Because of the superior strength and greater resistance to internal pressure and hydrocarbons, fiber-reinforced plastic (FRP) is the most commonly used material for this service. This pipe is available as a filament-wound fiberglass-reinforced vinyl ester material, usually with a resin-rich reinforced liner. It is available up to a 16-in. nominal pipe size and a pressure rating from 150 to 450 psig (this decreases with pipe diameter).[9] FRP pipe has the disadvantage of being very brittle, which can lead to damage during installation. Ultraviolet (UV) light, or sunlight, can degrade the physical strength of FRP by attacking the resin-glass bond. Pigments or dyes are incorporated into the resin to form a barrier for UV penetration into the laminate, which maintains degradation to a surface-only attack. In certain cases, an overwrap, such as an organic veil layer, can be used to provide even greater UV resistance.[9]

Materials for Steam Systems

Primary concern with steam transport systems are temperature and pressure. Corrosion is usually not a major issue in clean, dry steam systems because the dissolved solids and gases are removed before steam generation. Corrosion can be a problem if the steam is not fully dried and if the water content concentrates boiler water chemicals. Plain carbon steel is resistant to general corrosion by clean, deaerated steam up to 850°F. For higher temperatures, high-strength, low-alloy (HSLA) steel is needed, such as 2 1/4Cr-1Mo, which is good to 1,200°F.[10] Generally, erosion resistance is not a major factor in these systems because steam from a boiler is free of solids. Proper material selection is critical for long operation life and minimal maintenance.

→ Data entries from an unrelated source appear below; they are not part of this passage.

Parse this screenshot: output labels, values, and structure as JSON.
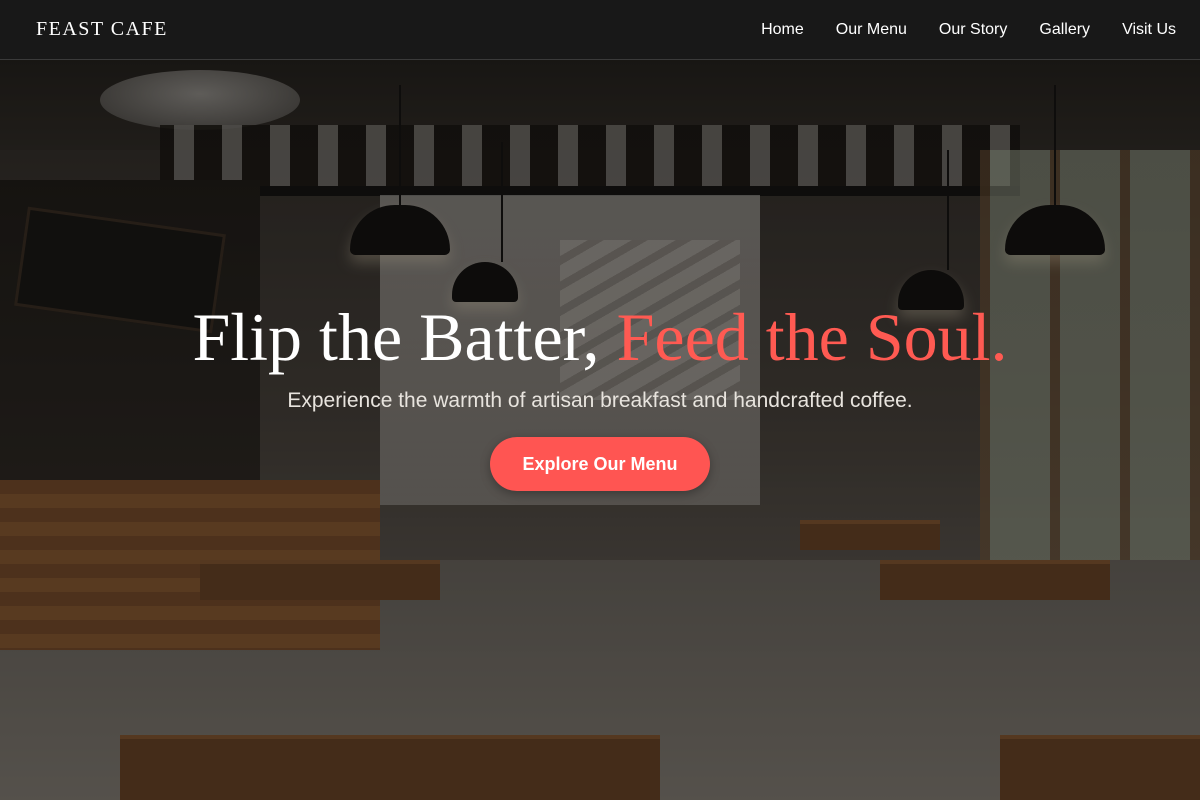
{
  "brand": {
    "name": "FEAST CAFE"
  },
  "nav": {
    "items": [
      "Home",
      "Our Menu",
      "Our Story",
      "Gallery",
      "Visit Us"
    ]
  },
  "hero": {
    "headline_part1": "Flip the Batter, ",
    "headline_part2": "Feed the Soul.",
    "subheadline": "Experience the warmth of artisan breakfast and handcrafted coffee.",
    "cta_label": "Explore Our Menu"
  },
  "colors": {
    "accent": "#ff5552",
    "navbar_bg": "#181818",
    "text": "#ffffff"
  }
}
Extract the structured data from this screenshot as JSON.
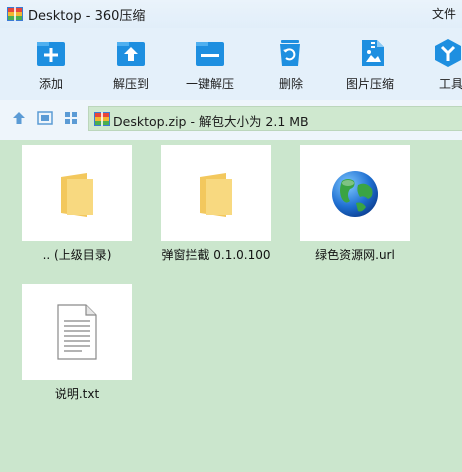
{
  "window": {
    "title": "Desktop - 360压缩",
    "menu_file": "文件"
  },
  "toolbar": {
    "add": "添加",
    "extract_to": "解压到",
    "one_click_extract": "一键解压",
    "delete": "删除",
    "image_compress": "图片压缩",
    "tools": "工具"
  },
  "address": {
    "path": "Desktop.zip - 解包大小为 2.1 MB"
  },
  "files": [
    {
      "name": ".. (上级目录)",
      "icon": "folder-icon"
    },
    {
      "name": "弹窗拦截 0.1.0.100",
      "icon": "folder-icon"
    },
    {
      "name": "绿色资源网.url",
      "icon": "globe-icon"
    },
    {
      "name": "说明.txt",
      "icon": "text-file-icon"
    }
  ],
  "colors": {
    "toolbar_bg": "#e4f0fa",
    "icon_blue": "#1e8fe0",
    "content_bg": "#cbe6cd",
    "folder": "#f6cf6a"
  }
}
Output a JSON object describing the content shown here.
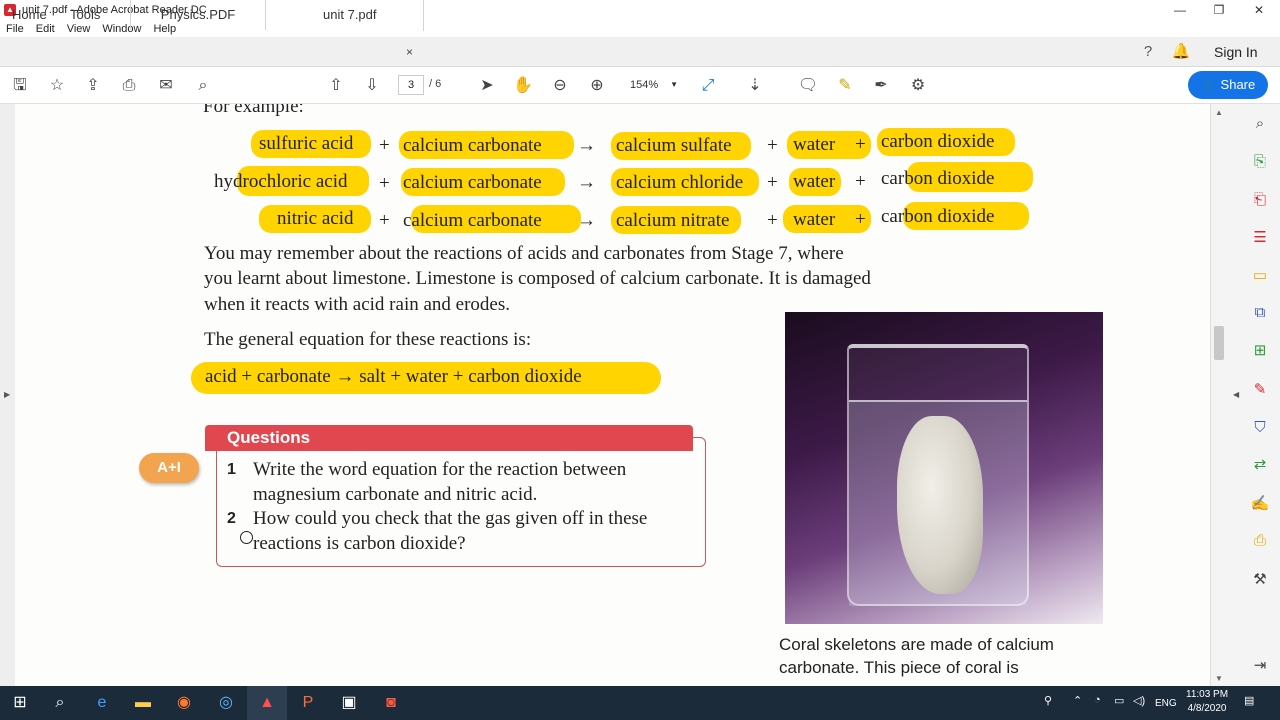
{
  "window": {
    "title": "unit 7.pdf - Adobe Acrobat Reader DC",
    "minimize": "—",
    "restore": "❐",
    "close": "✕"
  },
  "menu": [
    "File",
    "Edit",
    "View",
    "Window",
    "Help"
  ],
  "tabs": {
    "home": "Home",
    "tools": "Tools",
    "doc1": "Physics.PDF",
    "doc2": "unit 7.pdf",
    "close": "×"
  },
  "header": {
    "sign_in": "Sign In"
  },
  "toolbar": {
    "page_current": "3",
    "page_total": "/ 6",
    "zoom": "154%",
    "share": "Share"
  },
  "equations": [
    {
      "acid": "sulfuric acid",
      "carbonate": "calcium carbonate",
      "salt": "calcium sulfate",
      "water": "water",
      "gas": "carbon dioxide"
    },
    {
      "acid": "hydrochloric acid",
      "carbonate": "calcium carbonate",
      "salt": "calcium chloride",
      "water": "water",
      "gas": "carbon dioxide"
    },
    {
      "acid": "nitric acid",
      "carbonate": "calcium carbonate",
      "salt": "calcium nitrate",
      "water": "water",
      "gas": "carbon dioxide"
    }
  ],
  "symbols": {
    "plus": "+",
    "arrow": "→"
  },
  "paragraph": [
    "You may remember about the reactions of acids and carbonates from Stage 7, where",
    "you learnt about limestone. Limestone is composed of calcium carbonate. It is damaged",
    "when it reacts with acid rain and erodes."
  ],
  "general_intro": "The general equation for these reactions is:",
  "general_equation": "acid  +  carbonate  →  salt + water  +  carbon dioxide",
  "questions": {
    "heading": "Questions",
    "badge": "A+I",
    "items": [
      {
        "num": "1",
        "lines": [
          "Write the word equation for the reaction between",
          "magnesium carbonate and nitric acid."
        ]
      },
      {
        "num": "2",
        "lines": [
          "How could you check that the gas given off in these",
          "reactions is carbon dioxide?"
        ]
      }
    ]
  },
  "caption": [
    "Coral skeletons are made of calcium",
    "carbonate. This piece of coral is"
  ],
  "partial_top_text": "For example:",
  "taskbar": {
    "lang": "ENG",
    "time": "11:03 PM",
    "date": "4/8/2020"
  }
}
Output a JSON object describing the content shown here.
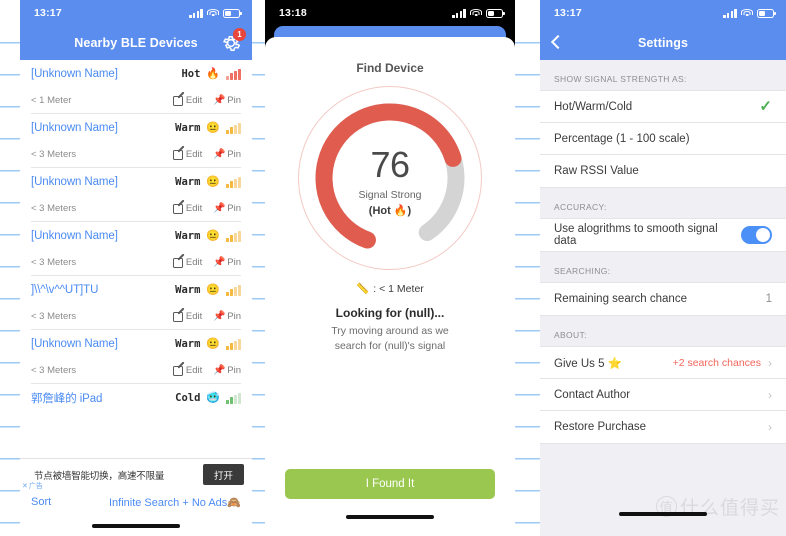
{
  "background": {
    "rule_color": "#9ec8f5",
    "paper_color": "#ffffff"
  },
  "colors": {
    "brand_blue": "#5b8def",
    "link_blue": "#4b8bf4",
    "hot_red": "#e05c4f",
    "warm_orange": "#f4b93f",
    "cold_green": "#6fc06f",
    "found_green": "#9ac750",
    "accent_red": "#f2655a",
    "check_green": "#4cb050"
  },
  "phone1": {
    "status": {
      "time": "13:17",
      "icons": [
        "cellular-icon",
        "wifi-icon",
        "battery-icon"
      ]
    },
    "nav": {
      "title": "Nearby BLE Devices",
      "gear_icon": "gear-icon",
      "badge": "1"
    },
    "devices": [
      {
        "name": "[Unknown Name]",
        "temp": "Hot",
        "emoji": "🔥",
        "level": "hot",
        "distance": "< 1 Meter",
        "edit": "Edit",
        "pin": "Pin"
      },
      {
        "name": "[Unknown Name]",
        "temp": "Warm",
        "emoji": "😐",
        "level": "warm",
        "distance": "< 3 Meters",
        "edit": "Edit",
        "pin": "Pin"
      },
      {
        "name": "[Unknown Name]",
        "temp": "Warm",
        "emoji": "😐",
        "level": "warm",
        "distance": "< 3 Meters",
        "edit": "Edit",
        "pin": "Pin"
      },
      {
        "name": "[Unknown Name]",
        "temp": "Warm",
        "emoji": "😐",
        "level": "warm",
        "distance": "< 3 Meters",
        "edit": "Edit",
        "pin": "Pin"
      },
      {
        "name": "]\\\\^\\v^^UT]TU",
        "temp": "Warm",
        "emoji": "😐",
        "level": "warm",
        "distance": "< 3 Meters",
        "edit": "Edit",
        "pin": "Pin"
      },
      {
        "name": "[Unknown Name]",
        "temp": "Warm",
        "emoji": "😐",
        "level": "warm",
        "distance": "< 3 Meters",
        "edit": "Edit",
        "pin": "Pin"
      },
      {
        "name": "郭詹峰的 iPad",
        "temp": "Cold",
        "emoji": "🥶",
        "level": "cold",
        "distance": "",
        "edit": "",
        "pin": ""
      }
    ],
    "ad": {
      "text": "节点被墙智能切换，高速不限量",
      "button": "打开",
      "tag": "广告",
      "close_icon": "close-icon"
    },
    "bottom": {
      "sort": "Sort",
      "promo": "Infinite Search + No Ads",
      "promo_emoji": "🙈"
    }
  },
  "phone2": {
    "status": {
      "time": "13:18",
      "icons": [
        "cellular-icon",
        "wifi-icon",
        "battery-icon"
      ]
    },
    "sheet_title": "Find Device",
    "gauge": {
      "value": "76",
      "label": "Signal Strong",
      "sublabel": "(Hot 🔥)",
      "percent": 76,
      "track_color": "#d4d4d4",
      "fill_color": "#e05c4f"
    },
    "distance": {
      "icon": "ruler-icon",
      "text": ": < 1 Meter"
    },
    "looking": "Looking for (null)...",
    "hint": "Try moving around as we search for (null)'s signal",
    "found_button": "I Found It"
  },
  "phone3": {
    "status": {
      "time": "13:17",
      "icons": [
        "cellular-icon",
        "wifi-icon",
        "battery-icon"
      ]
    },
    "nav": {
      "title": "Settings",
      "back_icon": "chevron-left-icon"
    },
    "sections": [
      {
        "header": "SHOW SIGNAL STRENGTH AS:",
        "rows": [
          {
            "label": "Hot/Warm/Cold",
            "check": "✓"
          },
          {
            "label": "Percentage (1 - 100 scale)"
          },
          {
            "label": "Raw RSSI Value"
          }
        ]
      },
      {
        "header": "ACCURACY:",
        "rows": [
          {
            "label": "Use alogrithms to smooth signal data",
            "toggle": true
          }
        ]
      },
      {
        "header": "SEARCHING:",
        "rows": [
          {
            "label": "Remaining search chance",
            "value": "1"
          }
        ]
      },
      {
        "header": "ABOUT:",
        "rows": [
          {
            "label": "Give Us 5 ⭐",
            "accent": "+2 search chances",
            "chevron": "›"
          },
          {
            "label": "Contact Author",
            "chevron": "›"
          },
          {
            "label": "Restore Purchase",
            "chevron": "›"
          }
        ]
      }
    ],
    "watermark": {
      "mark": "值",
      "text": "什么值得买"
    }
  }
}
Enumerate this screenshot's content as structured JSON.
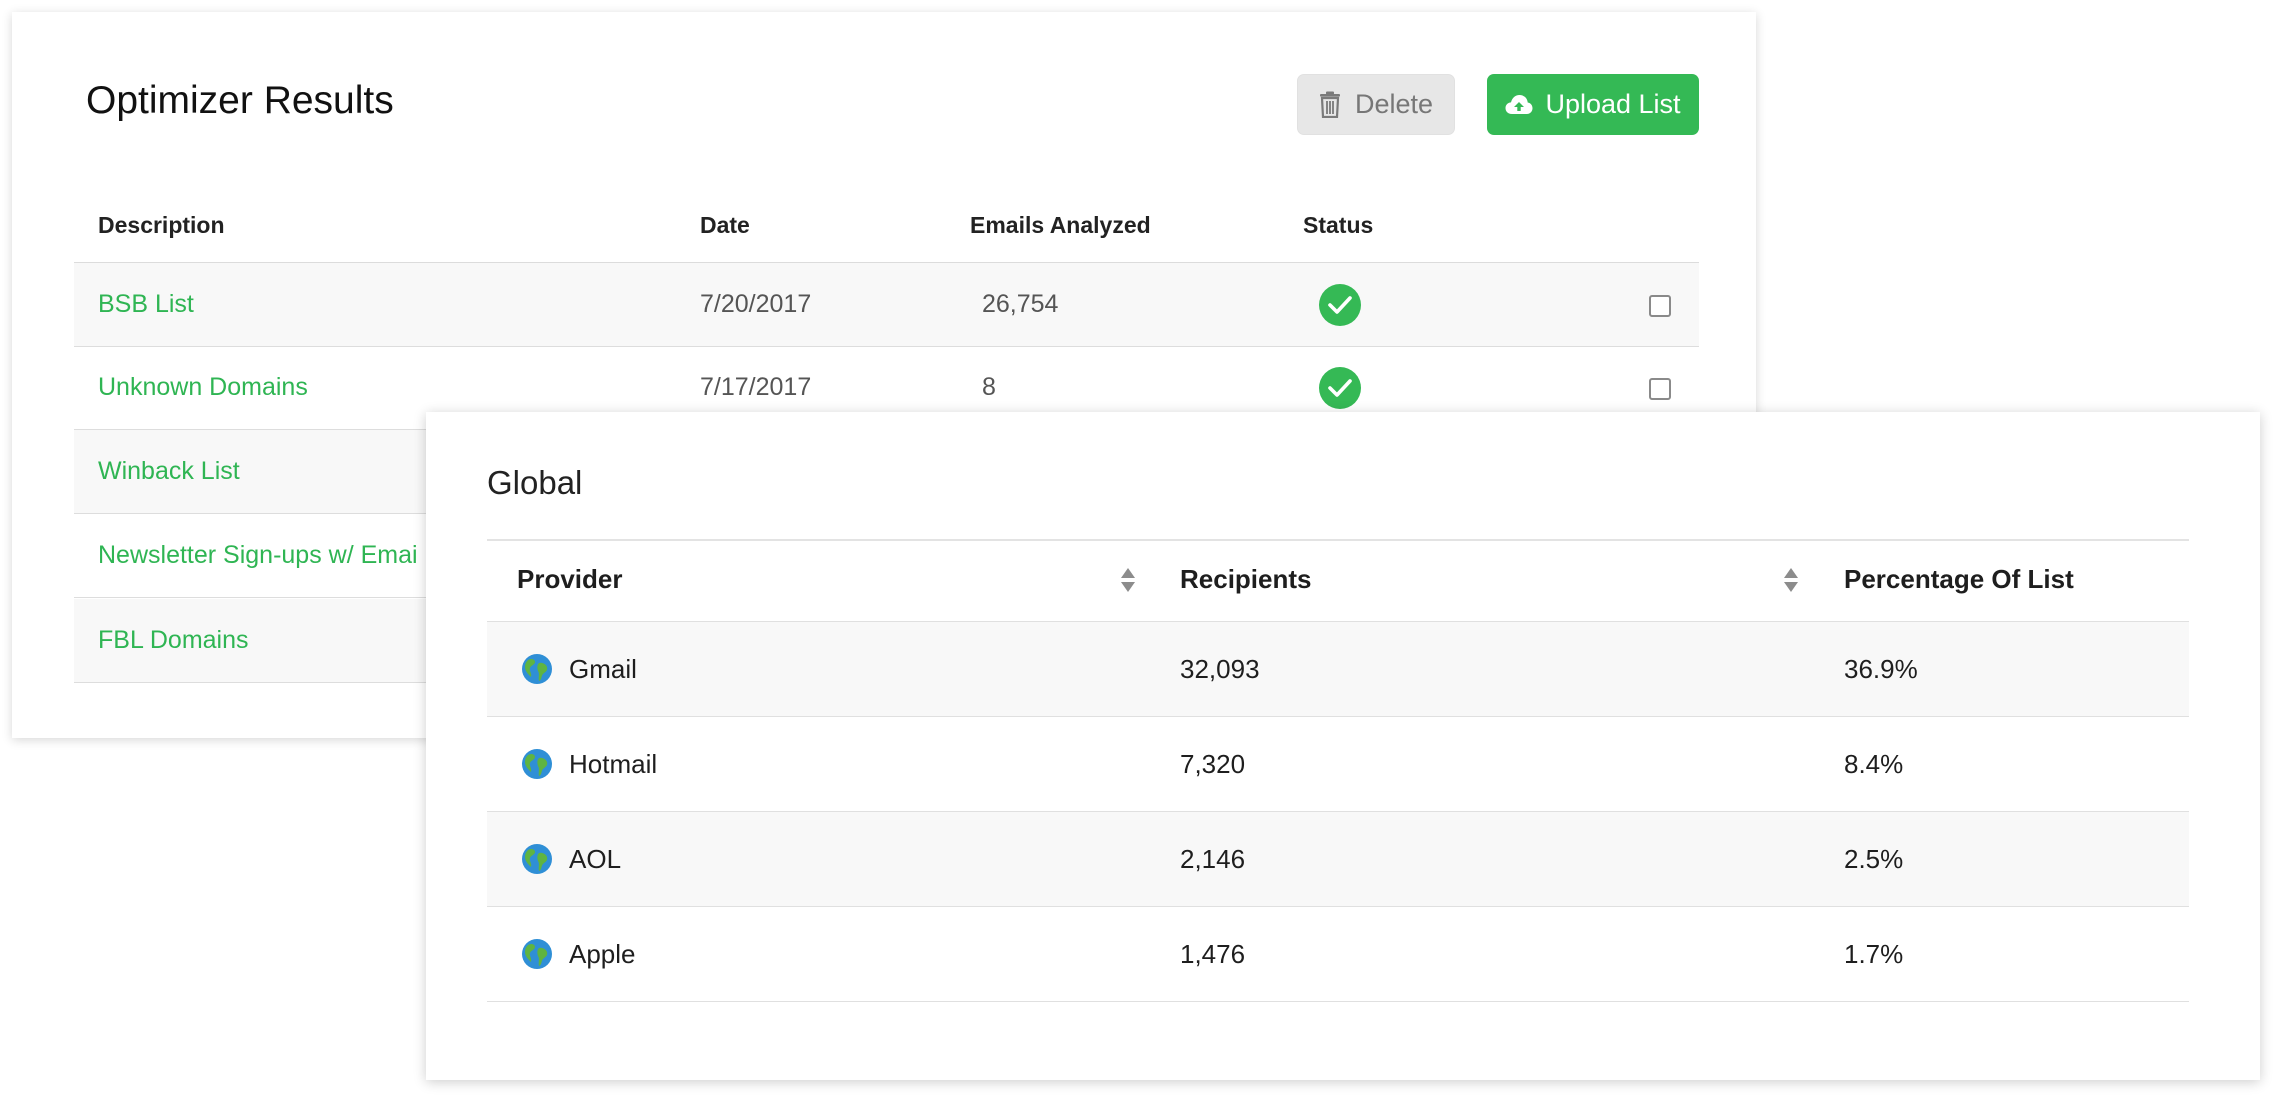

  1. 1.0 1.1 Fontana, M.G. 1986. Corrosion Engineering, p. 389-392. New York City: McGraw-Hill Book Co. Inc.
  2. Condensate Corrosion. 2001. website,
  3. Billmeyer, F.W. 1971. Textbook of Polymer Science, second edition, 546. New York City: Wiley-Interscience.
  4. Erosion Resistance of Hexoloy® SA Silicon Carbide. 2001. Niagara Falls, New York: Carborundum Corp.
  5. 5.0 5.1 Fontana, M.G. 1986. Corrosion Engineering, 373-378. New York City: McGraw-Hill Book Co. Inc.
  6. Corrosion Basics, 151. 1984. Houston, Texas: Natl. Assn. of Corrosion Engineers.
  7. Billmeyer, F.W. 1971. Textbook of Polymer Science, second edition, 548. New York City: Wiley-Interscience.
  8. Bondstrand® Product Data, Bull. FP216F. 1997. Houston, Texas: Ameron Intl.
  9. 9.0 9.1 Weathering and UV Resistance of Fiberglass Piping Systems, Bull. FP473E. 1997. Houston, Texas: Ameron Intl.
  10. Corrosion Basics, 169-171. 1984. Houston, Texas: NACE Intl.

Noteworthy papers in OnePetro

Use this section to list papers in OnePetro that a reader who wants to learn more should definitely read

External links

Use this section to provide links to relevant material on websites other than PetroWiki and OnePetro

See also

PEH:Water-Treating Facilities in Oil and Gas Operations

Steam Injection

Water treating facilities

Produced water discharge or steam injection

Surface water treatment for injection

Water treating chemicals

Page champions

Hank Rawlins, PhD, PE